An Afghan who worked as an interpreter for Australian forces says he avoided Taliban gunfire at Kabul airport on his escape from Afghanistan, but feels guilt for leaving some family members behind.
The man, who SBS News has not identified to protect his family’s safety, was among the 26 people evacuated on Wednesday morning from Kabul on Australia’s first rescue flight. His wife and newborn child were also on board.
He said he was “so happy” to head to Australia to start a new life but he was worried for loved ones who couldn’t make it out with him, including his parents and siblings.
“They cried about me (when I left) and I had no option – I can’t stay anymore, survive anymore,” he told SBS News from Australia’s Al Minhad airbase in the United Arab Emirates, where he was being processed.
The former interpreter, who served with Australian forces in 2018, said he felt anxious at the prospect of Taliban attacks against his family. The Taliban view Afghans who worked with foreign forces as traitors.
“It makes me upset (when) I think of the Taliban violence (that) can affect them,” he said.
“I’m sure they cannot do anything about it because I have left. There are no words, but I have a big pain in my heart.”
The former interpreter said just trying to get to the Kabul airport was a big risk because of constant Taliban gunfire surrounding it.
He said several people were injured while he was there, including him, and Australian officials did their best to help people during the fracas.
“Every two to three minutes the Taliban tried to use their rifles, gunfire all the time,” he said.
“You can see my hand been bleed because the Taliban been pushing people (sic). They’re starting gunfire all the time, trying to push out the people from the entrance gate.
“It’s dangerous because of the rush. I even saw kids falling under people’s feet … people went on and then put feet on their face and stuff.”
‘Just watch out for me’
Four other former Australian Defence Force interpreters who escaped Kabul on a separate British flight on Wednesday night with 72 others also described scenes of chaos and violence at the airport.
Voice messages in Dari traded by the four interpreters at Kabul airport, obtained by SBS News, illustrated their precarious journey from the airport line, where thousands of people had queued to escape, to the tarmac.
In one message, an interpreter named Najib alerts his colleagues to quickly head to the airport to get on an evacuation flight.
“We have the officers of foreign affairs, immigration and four Aussie soldiers, they are doing a great job. They got us in. We are in a secure location now. They told me (to go) out to recognise my colleagues now,” he said.
Najib then tells the others to look out for a glow stick he would wave to signify his location, amid the sound of gunfire in the background.

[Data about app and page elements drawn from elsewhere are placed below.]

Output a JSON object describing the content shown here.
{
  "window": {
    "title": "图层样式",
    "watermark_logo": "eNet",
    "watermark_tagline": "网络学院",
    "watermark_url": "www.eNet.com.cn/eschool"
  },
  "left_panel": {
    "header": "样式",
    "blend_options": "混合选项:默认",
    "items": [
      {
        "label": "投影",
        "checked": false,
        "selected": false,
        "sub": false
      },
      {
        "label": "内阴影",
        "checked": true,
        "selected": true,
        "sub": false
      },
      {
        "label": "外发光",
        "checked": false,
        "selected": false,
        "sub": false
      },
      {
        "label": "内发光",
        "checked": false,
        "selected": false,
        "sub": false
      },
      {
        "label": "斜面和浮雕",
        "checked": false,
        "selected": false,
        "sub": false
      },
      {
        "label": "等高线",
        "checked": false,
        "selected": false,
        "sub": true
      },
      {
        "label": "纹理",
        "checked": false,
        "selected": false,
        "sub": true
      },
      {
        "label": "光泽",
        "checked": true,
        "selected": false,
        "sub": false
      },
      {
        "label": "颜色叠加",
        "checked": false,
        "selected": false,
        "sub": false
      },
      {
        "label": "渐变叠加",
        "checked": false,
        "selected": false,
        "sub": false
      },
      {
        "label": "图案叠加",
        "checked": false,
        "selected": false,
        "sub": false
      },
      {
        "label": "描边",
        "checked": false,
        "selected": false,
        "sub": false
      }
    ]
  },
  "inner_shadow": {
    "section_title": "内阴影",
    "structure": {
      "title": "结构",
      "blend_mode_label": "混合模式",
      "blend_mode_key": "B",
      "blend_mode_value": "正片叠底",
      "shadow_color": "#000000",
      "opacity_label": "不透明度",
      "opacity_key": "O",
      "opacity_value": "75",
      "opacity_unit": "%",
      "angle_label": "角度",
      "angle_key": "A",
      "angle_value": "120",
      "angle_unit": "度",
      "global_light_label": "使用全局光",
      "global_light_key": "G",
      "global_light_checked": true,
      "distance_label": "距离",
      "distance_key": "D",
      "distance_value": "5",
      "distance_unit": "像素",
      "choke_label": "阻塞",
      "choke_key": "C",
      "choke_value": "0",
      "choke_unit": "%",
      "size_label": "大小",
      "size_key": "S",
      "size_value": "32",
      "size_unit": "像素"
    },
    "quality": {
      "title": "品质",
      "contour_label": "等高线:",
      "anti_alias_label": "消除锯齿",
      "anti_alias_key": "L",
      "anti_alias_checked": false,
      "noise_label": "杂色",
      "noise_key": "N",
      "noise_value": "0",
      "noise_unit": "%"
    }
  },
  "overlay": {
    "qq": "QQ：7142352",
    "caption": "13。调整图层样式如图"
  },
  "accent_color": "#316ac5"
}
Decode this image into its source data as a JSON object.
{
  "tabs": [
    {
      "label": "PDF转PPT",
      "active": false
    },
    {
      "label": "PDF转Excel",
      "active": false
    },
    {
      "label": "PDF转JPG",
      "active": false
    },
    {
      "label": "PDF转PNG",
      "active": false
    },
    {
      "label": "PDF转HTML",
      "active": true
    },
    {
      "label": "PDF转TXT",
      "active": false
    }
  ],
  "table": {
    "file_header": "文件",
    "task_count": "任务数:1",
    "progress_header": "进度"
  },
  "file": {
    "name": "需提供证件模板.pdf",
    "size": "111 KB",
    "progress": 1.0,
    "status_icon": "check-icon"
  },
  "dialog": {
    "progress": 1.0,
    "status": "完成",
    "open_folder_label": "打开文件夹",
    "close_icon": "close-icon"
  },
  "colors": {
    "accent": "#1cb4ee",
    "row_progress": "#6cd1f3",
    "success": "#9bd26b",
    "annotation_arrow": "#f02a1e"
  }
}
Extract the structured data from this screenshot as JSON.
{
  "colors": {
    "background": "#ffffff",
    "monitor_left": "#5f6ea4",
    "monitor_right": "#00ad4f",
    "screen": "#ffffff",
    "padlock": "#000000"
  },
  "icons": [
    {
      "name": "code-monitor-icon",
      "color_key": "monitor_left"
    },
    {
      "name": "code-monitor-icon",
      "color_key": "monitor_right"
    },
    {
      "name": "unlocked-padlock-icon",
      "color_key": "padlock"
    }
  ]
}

“I’ll shine this light, I’ll raise it in the air, just watch out for me, brothers,” he said.
Another former interpreter, Rafiq, tells the others who hadn’t yet got to the airport not to worry as they wouldn’t depart without them.
“Brothers, no problem. Until we’re all here, we’ll tell [the soldiers] that some of our people have been left behind,” he said.
One of the interpreters who hadn’t yet arrived at the airport urges the others to wait for him.
“Friends, I’m on the way, are you inside or still waiting in line? Please let me know,” he said.
After he and the others were evacuated to the Al Minhad airbase, Rafiq told SBS News he wasn’t sure where he had been taken to.
“I think I am in Sharjah,” he said, referring to the UAE city, “in some kind of camp”.
All five interpreters are set to depart the airbase and arrive in Perth shortly, where they will undergo hotel quarantine before starting their new lives.
Some names have been changed to protect identities.